OPGs can also reveal radiolucent lesions within the maxilla or mandible. These may encompass cysts associated with teeth, both of dental origin and odontogenic, or result from infective, developmental, or rarer pathological conditions, such as metastatic lesions or metabolic disorders. Odontogenic cysts, while benign, necessitate removal to prevent bone degradation and infection. Distinguishing locally aggressive benign neoplastic lesions, such as odontogenic keratocystic tumours (OKCTs) and ameloblastomas, from other lesions mandates biopsy of the linings or contents, often requiring referral.
In cases of facial trauma, patients commonly seek assessment in the emergency department. However, in scenarios involving undisplaced fractures or concurrent injuries, patients may present to their general practitioners for evaluation post-hospital discharge. OPGs prove valuable, particularly when mandibular involvement is suspected, for diagnosing fractures of the facial bones, albeit overlapping or angulated fractures may necessitate additional imaging through plain radiographs or computed tomography.
The assessment of OPGs follows a standardised screening protocol, with a specific emphasis on ensuring the cortical continuity of the mandible. Notably, the most prevalent site of mandibular fractures is the angle, accounting for approximately 32% of cases, with an additional 40% involving fractures at the parasymphysis. In instances where cortical overlap obscures clarity, a perpendicular view, such as a posteroanterior view, may be ordered. Traumatic dislocations, while clinically diagnosable, can be visually elucidated through OPGs.
What is the primary advantage of using an orthopantomogram (OPG) as a dental screening tool compared to intra-oral radiographs?

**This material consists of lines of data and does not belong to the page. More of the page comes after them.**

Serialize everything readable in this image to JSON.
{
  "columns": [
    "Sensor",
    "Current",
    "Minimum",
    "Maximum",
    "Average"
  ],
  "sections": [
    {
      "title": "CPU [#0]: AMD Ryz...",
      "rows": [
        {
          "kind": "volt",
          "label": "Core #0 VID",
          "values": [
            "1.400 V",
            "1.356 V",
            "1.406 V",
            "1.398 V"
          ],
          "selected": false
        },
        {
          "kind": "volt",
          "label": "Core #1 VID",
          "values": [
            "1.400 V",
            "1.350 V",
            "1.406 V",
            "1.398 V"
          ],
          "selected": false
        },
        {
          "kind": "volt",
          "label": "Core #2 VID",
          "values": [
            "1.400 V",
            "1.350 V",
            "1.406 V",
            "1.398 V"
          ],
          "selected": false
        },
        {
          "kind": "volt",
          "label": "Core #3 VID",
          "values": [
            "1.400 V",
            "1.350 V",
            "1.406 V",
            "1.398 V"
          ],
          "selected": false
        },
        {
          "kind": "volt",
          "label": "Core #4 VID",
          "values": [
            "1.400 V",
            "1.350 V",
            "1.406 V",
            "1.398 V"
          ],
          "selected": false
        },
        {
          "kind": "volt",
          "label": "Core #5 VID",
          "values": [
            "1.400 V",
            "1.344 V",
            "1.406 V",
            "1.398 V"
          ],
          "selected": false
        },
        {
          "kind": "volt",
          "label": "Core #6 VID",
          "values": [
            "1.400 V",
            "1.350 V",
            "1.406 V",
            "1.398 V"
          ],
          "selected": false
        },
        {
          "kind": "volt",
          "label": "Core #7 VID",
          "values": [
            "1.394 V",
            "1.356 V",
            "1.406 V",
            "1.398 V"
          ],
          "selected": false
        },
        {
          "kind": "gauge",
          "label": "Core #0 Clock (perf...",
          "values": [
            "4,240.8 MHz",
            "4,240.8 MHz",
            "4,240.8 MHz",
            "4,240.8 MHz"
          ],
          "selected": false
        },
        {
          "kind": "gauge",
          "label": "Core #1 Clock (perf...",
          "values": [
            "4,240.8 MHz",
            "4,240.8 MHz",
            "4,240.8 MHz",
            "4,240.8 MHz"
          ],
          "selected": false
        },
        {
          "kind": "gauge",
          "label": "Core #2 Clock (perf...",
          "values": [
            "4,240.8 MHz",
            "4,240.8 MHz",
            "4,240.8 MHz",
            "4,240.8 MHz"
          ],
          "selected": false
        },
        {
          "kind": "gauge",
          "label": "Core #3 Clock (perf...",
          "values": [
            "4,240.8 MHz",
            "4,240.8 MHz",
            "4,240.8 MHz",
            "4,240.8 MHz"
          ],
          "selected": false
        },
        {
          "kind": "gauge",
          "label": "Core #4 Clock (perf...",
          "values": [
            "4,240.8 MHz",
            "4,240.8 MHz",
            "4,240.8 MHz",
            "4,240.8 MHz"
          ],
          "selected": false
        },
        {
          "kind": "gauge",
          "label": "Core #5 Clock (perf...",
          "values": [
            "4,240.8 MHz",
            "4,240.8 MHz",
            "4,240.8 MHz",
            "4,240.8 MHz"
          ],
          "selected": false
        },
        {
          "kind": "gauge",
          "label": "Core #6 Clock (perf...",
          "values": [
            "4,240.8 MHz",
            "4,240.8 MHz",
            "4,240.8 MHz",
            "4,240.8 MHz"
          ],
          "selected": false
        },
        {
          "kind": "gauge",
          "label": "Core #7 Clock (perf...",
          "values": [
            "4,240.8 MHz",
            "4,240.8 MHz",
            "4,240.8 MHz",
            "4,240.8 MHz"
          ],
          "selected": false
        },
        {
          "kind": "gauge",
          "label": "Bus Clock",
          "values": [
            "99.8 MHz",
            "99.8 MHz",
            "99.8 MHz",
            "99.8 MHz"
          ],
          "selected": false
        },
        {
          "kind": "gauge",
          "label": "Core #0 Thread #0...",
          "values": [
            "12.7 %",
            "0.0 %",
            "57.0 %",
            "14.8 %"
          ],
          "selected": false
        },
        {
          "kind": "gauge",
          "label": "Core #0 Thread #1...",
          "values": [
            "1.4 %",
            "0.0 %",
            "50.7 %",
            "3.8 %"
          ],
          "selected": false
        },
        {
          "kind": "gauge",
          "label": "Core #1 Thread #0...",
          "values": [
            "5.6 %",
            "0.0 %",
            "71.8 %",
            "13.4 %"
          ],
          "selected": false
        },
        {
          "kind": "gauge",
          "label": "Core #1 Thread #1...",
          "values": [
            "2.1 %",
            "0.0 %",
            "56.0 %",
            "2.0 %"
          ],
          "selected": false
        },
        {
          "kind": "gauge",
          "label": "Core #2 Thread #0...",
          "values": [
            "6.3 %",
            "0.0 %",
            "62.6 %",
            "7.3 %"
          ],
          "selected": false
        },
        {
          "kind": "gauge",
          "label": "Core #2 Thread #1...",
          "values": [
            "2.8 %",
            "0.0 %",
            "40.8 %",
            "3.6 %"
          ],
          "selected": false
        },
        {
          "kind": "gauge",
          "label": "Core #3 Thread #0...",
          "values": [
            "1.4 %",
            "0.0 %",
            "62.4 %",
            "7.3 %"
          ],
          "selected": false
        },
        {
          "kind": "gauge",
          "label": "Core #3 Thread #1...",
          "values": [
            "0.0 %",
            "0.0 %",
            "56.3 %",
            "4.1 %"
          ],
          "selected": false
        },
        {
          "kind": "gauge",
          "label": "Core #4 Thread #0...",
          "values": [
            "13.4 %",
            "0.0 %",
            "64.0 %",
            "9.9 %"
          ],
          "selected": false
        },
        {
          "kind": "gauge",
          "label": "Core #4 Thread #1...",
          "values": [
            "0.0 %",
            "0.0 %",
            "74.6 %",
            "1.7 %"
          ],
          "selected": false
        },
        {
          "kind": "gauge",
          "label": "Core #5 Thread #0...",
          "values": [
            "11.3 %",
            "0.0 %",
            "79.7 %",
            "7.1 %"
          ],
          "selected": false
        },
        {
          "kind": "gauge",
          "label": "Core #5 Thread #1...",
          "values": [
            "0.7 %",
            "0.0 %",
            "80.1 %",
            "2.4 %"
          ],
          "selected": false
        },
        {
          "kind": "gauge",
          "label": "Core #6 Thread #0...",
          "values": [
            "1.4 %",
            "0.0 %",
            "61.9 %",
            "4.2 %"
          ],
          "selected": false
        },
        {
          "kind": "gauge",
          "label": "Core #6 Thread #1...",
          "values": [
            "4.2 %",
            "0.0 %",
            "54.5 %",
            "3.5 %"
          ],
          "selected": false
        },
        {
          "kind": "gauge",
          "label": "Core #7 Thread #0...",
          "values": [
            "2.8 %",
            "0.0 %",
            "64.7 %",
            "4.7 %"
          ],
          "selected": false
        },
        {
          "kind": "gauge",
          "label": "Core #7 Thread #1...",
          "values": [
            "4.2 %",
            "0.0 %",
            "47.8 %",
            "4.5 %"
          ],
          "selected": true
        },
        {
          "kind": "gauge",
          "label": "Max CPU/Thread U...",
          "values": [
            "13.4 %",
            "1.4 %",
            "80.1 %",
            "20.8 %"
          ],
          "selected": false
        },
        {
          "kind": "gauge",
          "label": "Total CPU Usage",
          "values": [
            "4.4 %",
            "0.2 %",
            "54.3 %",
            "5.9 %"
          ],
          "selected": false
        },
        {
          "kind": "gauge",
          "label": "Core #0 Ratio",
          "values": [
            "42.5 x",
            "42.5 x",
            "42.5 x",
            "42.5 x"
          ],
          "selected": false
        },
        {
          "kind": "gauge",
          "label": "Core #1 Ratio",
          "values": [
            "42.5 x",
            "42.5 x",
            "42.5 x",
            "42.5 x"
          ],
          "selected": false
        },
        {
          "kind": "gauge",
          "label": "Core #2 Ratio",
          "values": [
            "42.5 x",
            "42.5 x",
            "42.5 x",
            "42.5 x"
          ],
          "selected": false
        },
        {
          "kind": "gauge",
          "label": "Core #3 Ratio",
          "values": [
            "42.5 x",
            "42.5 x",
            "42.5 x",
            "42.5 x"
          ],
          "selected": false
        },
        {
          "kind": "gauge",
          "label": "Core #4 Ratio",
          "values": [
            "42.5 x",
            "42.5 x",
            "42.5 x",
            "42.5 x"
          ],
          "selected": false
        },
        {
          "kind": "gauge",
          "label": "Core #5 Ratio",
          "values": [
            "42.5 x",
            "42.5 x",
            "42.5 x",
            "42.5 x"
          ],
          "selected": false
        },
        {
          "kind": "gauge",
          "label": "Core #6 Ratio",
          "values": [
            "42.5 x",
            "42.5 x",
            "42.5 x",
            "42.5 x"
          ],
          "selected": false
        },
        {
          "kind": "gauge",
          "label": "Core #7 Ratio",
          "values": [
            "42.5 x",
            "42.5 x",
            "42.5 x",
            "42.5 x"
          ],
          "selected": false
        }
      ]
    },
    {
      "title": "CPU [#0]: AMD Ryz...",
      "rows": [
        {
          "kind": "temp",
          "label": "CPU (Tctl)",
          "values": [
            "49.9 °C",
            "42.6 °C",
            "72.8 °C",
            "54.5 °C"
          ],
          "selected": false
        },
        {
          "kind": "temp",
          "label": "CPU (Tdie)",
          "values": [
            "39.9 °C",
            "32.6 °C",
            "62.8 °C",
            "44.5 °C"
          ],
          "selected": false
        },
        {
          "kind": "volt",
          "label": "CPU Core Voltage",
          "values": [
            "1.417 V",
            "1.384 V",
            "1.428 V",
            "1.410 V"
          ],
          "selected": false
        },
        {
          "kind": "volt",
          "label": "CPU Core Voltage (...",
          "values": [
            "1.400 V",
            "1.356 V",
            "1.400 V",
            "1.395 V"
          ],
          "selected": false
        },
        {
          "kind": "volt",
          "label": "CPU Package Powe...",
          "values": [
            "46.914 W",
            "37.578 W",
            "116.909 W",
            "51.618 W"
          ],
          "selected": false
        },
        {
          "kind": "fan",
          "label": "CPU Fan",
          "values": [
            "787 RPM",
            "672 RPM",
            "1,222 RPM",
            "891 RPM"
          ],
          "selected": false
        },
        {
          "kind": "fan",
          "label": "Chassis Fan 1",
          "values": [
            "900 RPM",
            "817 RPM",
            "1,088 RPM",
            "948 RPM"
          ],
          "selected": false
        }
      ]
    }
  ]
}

What is the primary purpose of using a ‘bite block’ during the exposure of an OPG?
Which of the following is NOT considered a potential hard tissue identifiable on an OPG?